In the example below, I’m setting the HTTP Header for “DNT” to “1”.

public FirefoxDriver createFirefoxDriver() throws URISyntaxException, IOException {
// Specify the install location (if not default)
System.setProperty("webdriver.firefox.bin","C:\\path\\to\\Firefox.exe");
// Prevent Console log "noise" from the Selenium Firefox plugin
System.setProperty("org.apache.commons.logging.Log", "org.apache.commons.logging.impl.SimpleLog");
System.setProperty("org.apache.commons.logging.simplelog.log.httpclient.wire", "OFF");
System.setProperty("org.apache.commons.logging.simplelog.log.org.apache.commons.httpclient", "OFF");

final FirefoxProfile profile = new FirefoxProfile();

profile.setEnableNativeEvents(false);

final DesiredCapabilities capabilities = new DesiredCapabilities();
capabilities.setBrowserName("firefox");
capabilities.setPlatform(org.openqa.selenium.Platform.ANY);
capabilities.setCapability(FirefoxDriver.PROFILE, profile);
return new FirefoxDriver(capabilities);
}

Maven build script for replacement of text in web.xml (and others)

Automated replacement of BUILD_LABEL token in web.xml <description> with Maven. For JAR’s the replacement is commented out, but can be any file.

NOTE: This proves to be rather difficult to do because of the way that Maven copies resources as it’s building the WAR. The most reliable manner I’ve found (so far) is below, it works by making a .tmp copy of the web.xml in a different path and then later uses it in the WAR.

<plugins>
<plugin>
<artifactId>replacer</artifactId>
<version>1.5.3</version>
<configuration>
<quiet>false</quiet>
</configuration>
<executions>
<execution>
<id>replaceBuildLabel</id>
<phase>prepare-package</phase>
<goals>
<goal>replace</goal>
</goals>
<configuration>
<file>${basedir}/src/main/webapp/WEB-INF/web.xml</file> <outputFile>${project.build.directory}/web.xml.tmp</outputFile>
<replacements>
<replacement>
<token>BUILD_LABEL</token>
<value>Maven-${maven.build.timestamp}</value> </replacement> </replacements> <regex>false</regex> <quiet>false</quiet> </configuration> </execution> </executions> </plugin> <plugin> <groupId>org.apache.maven.plugins</groupId> <artifactId>maven-war-plugin</artifactId> <version>2.5</version> <configuration> <failOnMissingWebXml>false</failOnMissingWebXml> <webXml>${project.build.directory}/web.xml.tmp</webXml>
<archive>
<manifest>
</manifest>
<manifestEntries>
<url>${project.url}</url> <Build-Label>${maven.build.timestamp}</Build-Label>
</manifestEntries>
</archive>
</configuration>
</plugin>
</plugins>

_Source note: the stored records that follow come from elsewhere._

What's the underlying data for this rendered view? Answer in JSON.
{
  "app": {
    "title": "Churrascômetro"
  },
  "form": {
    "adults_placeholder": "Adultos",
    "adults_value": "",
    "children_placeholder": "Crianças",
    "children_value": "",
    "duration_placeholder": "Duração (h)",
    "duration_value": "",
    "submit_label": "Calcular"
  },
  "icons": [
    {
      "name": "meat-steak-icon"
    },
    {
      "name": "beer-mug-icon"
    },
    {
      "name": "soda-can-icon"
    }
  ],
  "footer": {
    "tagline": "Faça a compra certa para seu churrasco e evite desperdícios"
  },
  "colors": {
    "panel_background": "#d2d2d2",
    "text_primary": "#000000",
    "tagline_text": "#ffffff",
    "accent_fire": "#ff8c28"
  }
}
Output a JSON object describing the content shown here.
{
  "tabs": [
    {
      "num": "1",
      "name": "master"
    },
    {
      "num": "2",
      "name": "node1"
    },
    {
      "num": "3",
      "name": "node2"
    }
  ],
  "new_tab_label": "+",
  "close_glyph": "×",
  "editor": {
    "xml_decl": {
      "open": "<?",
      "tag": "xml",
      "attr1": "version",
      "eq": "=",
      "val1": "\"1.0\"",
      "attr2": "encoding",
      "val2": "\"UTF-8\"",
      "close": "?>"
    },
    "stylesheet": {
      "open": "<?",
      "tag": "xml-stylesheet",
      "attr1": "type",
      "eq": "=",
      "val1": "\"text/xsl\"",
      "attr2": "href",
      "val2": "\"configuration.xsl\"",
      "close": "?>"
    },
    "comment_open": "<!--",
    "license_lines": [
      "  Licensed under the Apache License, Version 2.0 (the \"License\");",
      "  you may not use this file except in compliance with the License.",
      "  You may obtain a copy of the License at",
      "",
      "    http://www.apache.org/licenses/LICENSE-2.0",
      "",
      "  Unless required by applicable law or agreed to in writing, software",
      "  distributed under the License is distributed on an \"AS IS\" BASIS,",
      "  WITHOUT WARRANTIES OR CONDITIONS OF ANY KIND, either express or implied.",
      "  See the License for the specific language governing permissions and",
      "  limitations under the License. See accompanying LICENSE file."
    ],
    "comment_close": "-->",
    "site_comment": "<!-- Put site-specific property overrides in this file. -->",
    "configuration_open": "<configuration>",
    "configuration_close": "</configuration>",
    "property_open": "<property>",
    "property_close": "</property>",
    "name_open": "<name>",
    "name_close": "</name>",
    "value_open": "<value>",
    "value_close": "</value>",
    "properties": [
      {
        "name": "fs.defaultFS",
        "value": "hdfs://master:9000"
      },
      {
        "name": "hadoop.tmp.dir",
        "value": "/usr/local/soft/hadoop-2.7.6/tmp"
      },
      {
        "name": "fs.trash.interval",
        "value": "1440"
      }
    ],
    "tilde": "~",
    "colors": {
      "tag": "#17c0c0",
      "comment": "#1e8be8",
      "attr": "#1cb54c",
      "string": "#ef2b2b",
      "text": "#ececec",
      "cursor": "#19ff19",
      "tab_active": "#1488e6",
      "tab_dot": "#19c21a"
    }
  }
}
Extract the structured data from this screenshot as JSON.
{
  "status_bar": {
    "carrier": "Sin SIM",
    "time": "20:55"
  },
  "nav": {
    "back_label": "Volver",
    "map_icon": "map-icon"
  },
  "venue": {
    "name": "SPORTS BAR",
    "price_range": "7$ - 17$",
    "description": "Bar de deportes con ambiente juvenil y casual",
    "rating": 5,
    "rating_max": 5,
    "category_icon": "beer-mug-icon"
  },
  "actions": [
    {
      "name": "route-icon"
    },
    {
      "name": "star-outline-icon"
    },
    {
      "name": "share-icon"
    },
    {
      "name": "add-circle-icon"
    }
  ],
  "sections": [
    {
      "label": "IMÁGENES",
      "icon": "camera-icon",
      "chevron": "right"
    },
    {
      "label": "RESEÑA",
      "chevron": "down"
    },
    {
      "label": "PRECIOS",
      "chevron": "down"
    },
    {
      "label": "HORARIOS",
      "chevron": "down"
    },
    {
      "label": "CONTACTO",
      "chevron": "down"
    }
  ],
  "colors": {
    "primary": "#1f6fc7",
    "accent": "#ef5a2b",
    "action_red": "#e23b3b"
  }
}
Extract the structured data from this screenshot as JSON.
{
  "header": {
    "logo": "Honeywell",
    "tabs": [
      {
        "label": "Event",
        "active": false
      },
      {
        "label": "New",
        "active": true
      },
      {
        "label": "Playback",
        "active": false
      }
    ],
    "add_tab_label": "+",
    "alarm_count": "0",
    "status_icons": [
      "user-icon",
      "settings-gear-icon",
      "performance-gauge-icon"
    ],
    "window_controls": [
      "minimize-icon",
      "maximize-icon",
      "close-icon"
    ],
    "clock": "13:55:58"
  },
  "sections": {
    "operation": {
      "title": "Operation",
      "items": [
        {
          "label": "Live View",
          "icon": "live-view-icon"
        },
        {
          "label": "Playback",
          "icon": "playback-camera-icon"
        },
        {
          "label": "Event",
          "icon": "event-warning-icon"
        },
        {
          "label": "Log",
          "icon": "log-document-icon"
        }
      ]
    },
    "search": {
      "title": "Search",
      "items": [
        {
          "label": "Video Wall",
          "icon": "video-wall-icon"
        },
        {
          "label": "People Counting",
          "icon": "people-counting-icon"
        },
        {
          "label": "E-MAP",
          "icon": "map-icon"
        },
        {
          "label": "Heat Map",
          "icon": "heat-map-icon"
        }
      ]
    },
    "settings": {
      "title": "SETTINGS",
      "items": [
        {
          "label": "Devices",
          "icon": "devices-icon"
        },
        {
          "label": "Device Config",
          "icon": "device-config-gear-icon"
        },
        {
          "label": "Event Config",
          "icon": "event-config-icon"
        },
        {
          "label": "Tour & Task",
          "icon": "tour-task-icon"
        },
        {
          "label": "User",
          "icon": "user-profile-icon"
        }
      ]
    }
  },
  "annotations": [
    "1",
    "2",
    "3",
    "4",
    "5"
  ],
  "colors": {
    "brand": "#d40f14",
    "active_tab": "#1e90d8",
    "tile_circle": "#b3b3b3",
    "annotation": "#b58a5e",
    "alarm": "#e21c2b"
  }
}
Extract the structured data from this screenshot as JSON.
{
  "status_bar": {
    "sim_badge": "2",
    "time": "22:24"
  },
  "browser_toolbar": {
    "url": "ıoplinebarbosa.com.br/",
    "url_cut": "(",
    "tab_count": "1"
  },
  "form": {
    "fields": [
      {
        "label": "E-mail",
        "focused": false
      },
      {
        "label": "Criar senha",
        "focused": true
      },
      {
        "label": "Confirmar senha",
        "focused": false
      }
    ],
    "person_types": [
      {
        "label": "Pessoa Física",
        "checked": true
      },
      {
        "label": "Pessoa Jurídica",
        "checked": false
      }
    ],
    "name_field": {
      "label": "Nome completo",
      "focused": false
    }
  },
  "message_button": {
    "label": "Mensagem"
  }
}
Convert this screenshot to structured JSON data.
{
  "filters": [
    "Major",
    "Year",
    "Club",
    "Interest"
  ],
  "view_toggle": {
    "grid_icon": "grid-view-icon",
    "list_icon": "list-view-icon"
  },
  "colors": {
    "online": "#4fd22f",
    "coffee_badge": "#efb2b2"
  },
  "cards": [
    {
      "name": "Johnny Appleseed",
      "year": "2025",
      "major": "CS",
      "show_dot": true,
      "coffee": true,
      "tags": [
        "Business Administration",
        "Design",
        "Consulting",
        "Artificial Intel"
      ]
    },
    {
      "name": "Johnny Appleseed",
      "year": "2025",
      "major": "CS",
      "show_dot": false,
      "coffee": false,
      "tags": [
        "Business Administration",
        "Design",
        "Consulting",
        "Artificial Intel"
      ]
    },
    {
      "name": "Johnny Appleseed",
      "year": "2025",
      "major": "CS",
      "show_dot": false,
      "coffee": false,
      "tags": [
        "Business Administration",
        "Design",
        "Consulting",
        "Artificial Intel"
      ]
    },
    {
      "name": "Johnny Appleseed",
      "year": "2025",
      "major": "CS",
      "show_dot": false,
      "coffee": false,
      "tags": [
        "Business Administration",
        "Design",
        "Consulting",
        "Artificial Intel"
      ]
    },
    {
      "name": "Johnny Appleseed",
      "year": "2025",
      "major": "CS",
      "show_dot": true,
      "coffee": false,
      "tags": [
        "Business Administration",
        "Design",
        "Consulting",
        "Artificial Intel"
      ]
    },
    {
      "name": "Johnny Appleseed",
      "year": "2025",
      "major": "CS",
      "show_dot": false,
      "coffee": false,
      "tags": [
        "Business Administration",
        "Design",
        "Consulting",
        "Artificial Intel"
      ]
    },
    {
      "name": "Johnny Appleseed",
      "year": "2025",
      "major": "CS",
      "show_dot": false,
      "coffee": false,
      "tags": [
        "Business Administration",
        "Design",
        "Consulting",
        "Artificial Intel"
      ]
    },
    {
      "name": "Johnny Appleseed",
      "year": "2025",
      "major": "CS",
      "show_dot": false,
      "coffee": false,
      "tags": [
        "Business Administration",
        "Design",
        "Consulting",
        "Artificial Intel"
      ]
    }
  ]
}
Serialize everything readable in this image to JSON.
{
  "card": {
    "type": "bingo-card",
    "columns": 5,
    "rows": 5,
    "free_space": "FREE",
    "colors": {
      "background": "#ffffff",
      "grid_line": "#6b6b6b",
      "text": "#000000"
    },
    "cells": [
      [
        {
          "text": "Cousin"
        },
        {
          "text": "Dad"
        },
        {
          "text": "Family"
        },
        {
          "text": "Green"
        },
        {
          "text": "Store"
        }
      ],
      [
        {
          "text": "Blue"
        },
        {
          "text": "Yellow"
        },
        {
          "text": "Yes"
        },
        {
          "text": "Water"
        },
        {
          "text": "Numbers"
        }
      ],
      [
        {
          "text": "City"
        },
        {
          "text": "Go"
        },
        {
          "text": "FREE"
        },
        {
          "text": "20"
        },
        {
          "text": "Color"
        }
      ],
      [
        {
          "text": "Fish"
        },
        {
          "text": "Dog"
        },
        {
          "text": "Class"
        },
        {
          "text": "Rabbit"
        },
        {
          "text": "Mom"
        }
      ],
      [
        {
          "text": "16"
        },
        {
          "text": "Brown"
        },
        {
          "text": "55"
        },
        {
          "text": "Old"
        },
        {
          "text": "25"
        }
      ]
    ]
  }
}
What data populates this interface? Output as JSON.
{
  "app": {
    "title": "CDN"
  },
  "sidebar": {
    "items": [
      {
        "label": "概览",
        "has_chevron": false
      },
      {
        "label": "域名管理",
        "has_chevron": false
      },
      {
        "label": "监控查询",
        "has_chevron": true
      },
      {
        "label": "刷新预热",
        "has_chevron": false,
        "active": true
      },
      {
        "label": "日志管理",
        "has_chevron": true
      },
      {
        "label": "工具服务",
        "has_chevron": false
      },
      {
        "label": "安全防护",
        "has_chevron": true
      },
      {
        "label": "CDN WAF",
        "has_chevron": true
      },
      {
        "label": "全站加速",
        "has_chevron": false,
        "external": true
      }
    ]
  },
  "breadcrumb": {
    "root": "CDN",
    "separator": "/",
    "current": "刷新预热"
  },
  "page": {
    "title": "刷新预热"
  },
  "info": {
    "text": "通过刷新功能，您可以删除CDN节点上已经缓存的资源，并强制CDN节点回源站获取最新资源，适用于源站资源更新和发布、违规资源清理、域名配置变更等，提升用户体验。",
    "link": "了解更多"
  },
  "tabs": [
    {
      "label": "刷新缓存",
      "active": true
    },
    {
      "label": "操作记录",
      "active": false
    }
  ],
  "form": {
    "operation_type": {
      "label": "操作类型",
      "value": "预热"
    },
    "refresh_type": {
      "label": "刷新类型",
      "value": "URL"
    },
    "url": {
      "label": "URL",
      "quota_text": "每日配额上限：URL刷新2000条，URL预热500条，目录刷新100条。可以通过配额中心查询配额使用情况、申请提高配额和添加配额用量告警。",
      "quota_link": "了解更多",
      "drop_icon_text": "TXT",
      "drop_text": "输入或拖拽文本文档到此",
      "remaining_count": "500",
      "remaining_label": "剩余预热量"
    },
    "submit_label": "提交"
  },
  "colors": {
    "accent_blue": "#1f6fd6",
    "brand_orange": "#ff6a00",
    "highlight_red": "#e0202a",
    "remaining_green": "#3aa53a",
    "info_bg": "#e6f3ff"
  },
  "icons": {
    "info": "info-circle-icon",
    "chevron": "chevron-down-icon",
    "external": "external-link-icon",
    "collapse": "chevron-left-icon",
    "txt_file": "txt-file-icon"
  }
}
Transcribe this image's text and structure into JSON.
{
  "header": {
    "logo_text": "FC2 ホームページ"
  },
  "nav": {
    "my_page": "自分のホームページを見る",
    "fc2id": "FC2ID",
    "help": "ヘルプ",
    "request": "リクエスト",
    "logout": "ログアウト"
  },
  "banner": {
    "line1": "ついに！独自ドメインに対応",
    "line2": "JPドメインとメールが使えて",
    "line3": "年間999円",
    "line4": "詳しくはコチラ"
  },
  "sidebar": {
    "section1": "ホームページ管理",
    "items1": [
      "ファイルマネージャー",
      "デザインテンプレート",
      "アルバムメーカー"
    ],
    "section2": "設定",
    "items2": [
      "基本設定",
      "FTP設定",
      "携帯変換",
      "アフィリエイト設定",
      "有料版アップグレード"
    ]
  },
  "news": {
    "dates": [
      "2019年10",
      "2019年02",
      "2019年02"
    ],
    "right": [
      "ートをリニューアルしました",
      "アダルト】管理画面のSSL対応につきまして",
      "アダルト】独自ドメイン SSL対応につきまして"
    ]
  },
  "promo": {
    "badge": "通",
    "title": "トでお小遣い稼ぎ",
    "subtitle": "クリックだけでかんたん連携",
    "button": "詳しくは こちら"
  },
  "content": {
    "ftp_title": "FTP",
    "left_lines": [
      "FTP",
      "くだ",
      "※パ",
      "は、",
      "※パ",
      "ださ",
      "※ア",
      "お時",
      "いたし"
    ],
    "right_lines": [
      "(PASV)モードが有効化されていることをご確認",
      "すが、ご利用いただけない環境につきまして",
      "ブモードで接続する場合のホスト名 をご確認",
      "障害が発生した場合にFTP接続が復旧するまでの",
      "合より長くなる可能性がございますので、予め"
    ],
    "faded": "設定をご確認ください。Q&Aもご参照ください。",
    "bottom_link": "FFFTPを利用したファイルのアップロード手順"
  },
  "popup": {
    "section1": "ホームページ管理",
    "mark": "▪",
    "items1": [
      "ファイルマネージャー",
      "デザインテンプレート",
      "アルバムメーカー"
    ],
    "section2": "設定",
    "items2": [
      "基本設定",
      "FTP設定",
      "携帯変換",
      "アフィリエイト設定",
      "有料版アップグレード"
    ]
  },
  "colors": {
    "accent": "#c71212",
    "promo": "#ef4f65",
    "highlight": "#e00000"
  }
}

Most importantly, you will want to have this token in the web.xml file for replacement, the description line is best used for this as such:

<description>ExampleWAR [BUILD_LABEL]</description>

during the build, that value would be replaced to something like:

<description>ExampleWAR [Maven-20141015-1700]</description>

REFERENCES:

MKS IntegrityClient integration with Eclipse IDE

While the intgration plugins for most SCM products are done rather simply within Eclipse, MKS(now PTC) IntegrityClient requires a few manual steps.

Caution, the plugin has always been a bit “buggy” but nothing too annoying for daily use. I’ve personally used it since IBM WSAD 5.1(Eclipse 3.x based) up to and including the most current Eclipse Luna (4.4) release.

1. Go to your MKS installation path, then find the “integrations” folder as in the example below:
C:\MKS\IntegrityClient\integrations\IBM\eclipse_3.2\eclipse
2. That folder SHOULD have two folders (features/plugins) as well as three files (.eclipseextension, artifacts.xml, content.xml)
3. Copy the entire contents and paste/overlay into your ‘eclipse’ folder (where you should already have folders for ‘features/plugins)
4. Restart Eclipse
5. Configure as required.